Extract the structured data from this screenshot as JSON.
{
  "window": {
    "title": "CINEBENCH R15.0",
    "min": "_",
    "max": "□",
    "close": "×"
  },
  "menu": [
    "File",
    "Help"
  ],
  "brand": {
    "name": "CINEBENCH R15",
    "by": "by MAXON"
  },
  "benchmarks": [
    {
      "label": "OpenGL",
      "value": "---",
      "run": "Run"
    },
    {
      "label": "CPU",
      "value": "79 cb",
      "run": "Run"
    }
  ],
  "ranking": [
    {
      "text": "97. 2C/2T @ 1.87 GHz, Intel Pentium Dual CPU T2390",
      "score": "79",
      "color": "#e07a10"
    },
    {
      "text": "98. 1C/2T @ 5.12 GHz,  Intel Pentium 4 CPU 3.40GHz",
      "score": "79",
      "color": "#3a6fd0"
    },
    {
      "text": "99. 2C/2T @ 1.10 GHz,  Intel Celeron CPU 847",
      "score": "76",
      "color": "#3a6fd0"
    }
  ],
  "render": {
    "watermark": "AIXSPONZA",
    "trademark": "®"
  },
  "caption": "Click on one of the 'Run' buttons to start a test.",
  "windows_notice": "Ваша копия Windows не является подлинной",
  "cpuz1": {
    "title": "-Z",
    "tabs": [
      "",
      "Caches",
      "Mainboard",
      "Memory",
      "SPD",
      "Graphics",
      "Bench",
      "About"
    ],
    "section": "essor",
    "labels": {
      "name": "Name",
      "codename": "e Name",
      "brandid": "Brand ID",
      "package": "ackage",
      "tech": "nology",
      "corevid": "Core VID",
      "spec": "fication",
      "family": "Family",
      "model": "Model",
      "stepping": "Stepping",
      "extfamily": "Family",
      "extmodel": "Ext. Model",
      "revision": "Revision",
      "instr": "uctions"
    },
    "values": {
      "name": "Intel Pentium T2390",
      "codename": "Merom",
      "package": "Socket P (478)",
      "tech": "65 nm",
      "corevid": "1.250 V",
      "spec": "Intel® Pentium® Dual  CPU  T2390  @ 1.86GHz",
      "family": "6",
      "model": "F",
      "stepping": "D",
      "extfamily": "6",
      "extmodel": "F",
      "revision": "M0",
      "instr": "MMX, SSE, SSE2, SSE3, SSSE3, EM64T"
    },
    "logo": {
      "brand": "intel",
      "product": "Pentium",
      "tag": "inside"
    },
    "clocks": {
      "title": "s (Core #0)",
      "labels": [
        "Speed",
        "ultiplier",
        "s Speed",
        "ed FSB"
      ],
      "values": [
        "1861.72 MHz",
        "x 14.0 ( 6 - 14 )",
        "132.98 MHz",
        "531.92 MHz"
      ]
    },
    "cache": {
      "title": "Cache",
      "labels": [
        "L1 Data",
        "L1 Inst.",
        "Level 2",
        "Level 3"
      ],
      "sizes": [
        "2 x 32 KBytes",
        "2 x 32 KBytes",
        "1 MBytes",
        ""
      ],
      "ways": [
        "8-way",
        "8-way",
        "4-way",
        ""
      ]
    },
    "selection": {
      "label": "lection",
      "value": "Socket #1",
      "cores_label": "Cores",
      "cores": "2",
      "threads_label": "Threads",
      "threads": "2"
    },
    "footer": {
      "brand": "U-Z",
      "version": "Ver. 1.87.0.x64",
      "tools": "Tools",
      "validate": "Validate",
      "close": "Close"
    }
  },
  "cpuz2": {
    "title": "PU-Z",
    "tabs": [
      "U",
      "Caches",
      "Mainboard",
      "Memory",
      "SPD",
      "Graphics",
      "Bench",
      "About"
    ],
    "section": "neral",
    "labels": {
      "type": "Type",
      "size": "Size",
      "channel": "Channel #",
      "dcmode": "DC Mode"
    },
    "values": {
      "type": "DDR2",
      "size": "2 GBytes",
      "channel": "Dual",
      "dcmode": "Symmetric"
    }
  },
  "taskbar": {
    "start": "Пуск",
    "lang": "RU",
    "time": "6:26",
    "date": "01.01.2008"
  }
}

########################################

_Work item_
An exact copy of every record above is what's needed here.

_Exercise solution_
Extract the structured data from this screenshot as JSON.
{
  "window": {
    "title": "CINEBENCH R15.0",
    "min": "_",
    "max": "□",
    "close": "×"
  },
  "menu": [
    "File",
    "Help"
  ],
  "brand": {
    "name": "CINEBENCH R15",
    "by": "by MAXON"
  },
  "benchmarks": [
    {
      "label": "OpenGL",
      "value": "---",
      "run": "Run"
    },
    {
      "label": "CPU",
      "value": "79 cb",
      "run": "Run"
    }
  ],
  "ranking": [
    {
      "text": "97. 2C/2T @ 1.87 GHz, Intel Pentium Dual CPU T2390",
      "score": "79",
      "color": "#e07a10"
    },
    {
      "text": "98. 1C/2T @ 5.12 GHz,  Intel Pentium 4 CPU 3.40GHz",
      "score": "79",
      "color": "#3a6fd0"
    },
    {
      "text": "99. 2C/2T @ 1.10 GHz,  Intel Celeron CPU 847",
      "score": "76",
      "color": "#3a6fd0"
    }
  ],
  "render": {
    "watermark": "AIXSPONZA",
    "trademark": "®"
  },
  "caption": "Click on one of the 'Run' buttons to start a test.",
  "windows_notice": "Ваша копия Windows не является подлинной",
  "cpuz1": {
    "title": "-Z",
    "tabs": [
      "",
      "Caches",
      "Mainboard",
      "Memory",
      "SPD",
      "Graphics",
      "Bench",
      "About"
    ],
    "section": "essor",
    "labels": {
      "name": "Name",
      "codename": "e Name",
      "brandid": "Brand ID",
      "package": "ackage",
      "tech": "nology",
      "corevid": "Core VID",
      "spec": "fication",
      "family": "Family",
      "model": "Model",
      "stepping": "Stepping",
      "extfamily": "Family",
      "extmodel": "Ext. Model",
      "revision": "Revision",
      "instr": "uctions"
    },
    "values": {
      "name": "Intel Pentium T2390",
      "codename": "Merom",
      "package": "Socket P (478)",
      "tech": "65 nm",
      "corevid": "1.250 V",
      "spec": "Intel® Pentium® Dual  CPU  T2390  @ 1.86GHz",
      "family": "6",
      "model": "F",
      "stepping": "D",
      "extfamily": "6",
      "extmodel": "F",
      "revision": "M0",
      "instr": "MMX, SSE, SSE2, SSE3, SSSE3, EM64T"
    },
    "logo": {
      "brand": "intel",
      "product": "Pentium",
      "tag": "inside"
    },
    "clocks": {
      "title": "s (Core #0)",
      "labels": [
        "Speed",
        "ultiplier",
        "s Speed",
        "ed FSB"
      ],
      "values": [
        "1861.72 MHz",
        "x 14.0 ( 6 - 14 )",
        "132.98 MHz",
        "531.92 MHz"
      ]
    },
    "cache": {
      "title": "Cache",
      "labels": [
        "L1 Data",
        "L1 Inst.",
        "Level 2",
        "Level 3"
      ],
      "sizes": [
        "2 x 32 KBytes",
        "2 x 32 KBytes",
        "1 MBytes",
        ""
      ],
      "ways": [
        "8-way",
        "8-way",
        "4-way",
        ""
      ]
    },
    "selection": {
      "label": "lection",
      "value": "Socket #1",
      "cores_label": "Cores",
      "cores": "2",
      "threads_label": "Threads",
      "threads": "2"
    },
    "footer": {
      "brand": "U-Z",
      "version": "Ver. 1.87.0.x64",
      "tools": "Tools",
      "validate": "Validate",
      "close": "Close"
    }
  },
  "cpuz2": {
    "title": "PU-Z",
    "tabs": [
      "U",
      "Caches",
      "Mainboard",
      "Memory",
      "SPD",
      "Graphics",
      "Bench",
      "About"
    ],
    "section": "neral",
    "labels": {
      "type": "Type",
      "size": "Size",
      "channel": "Channel #",
      "dcmode": "DC Mode"
    },
    "values": {
      "type": "DDR2",
      "size": "2 GBytes",
      "channel": "Dual",
      "dcmode": "Symmetric"
    }
  },
  "taskbar": {
    "start": "Пуск",
    "lang": "RU",
    "time": "6:26",
    "date": "01.01.2008"
  }
}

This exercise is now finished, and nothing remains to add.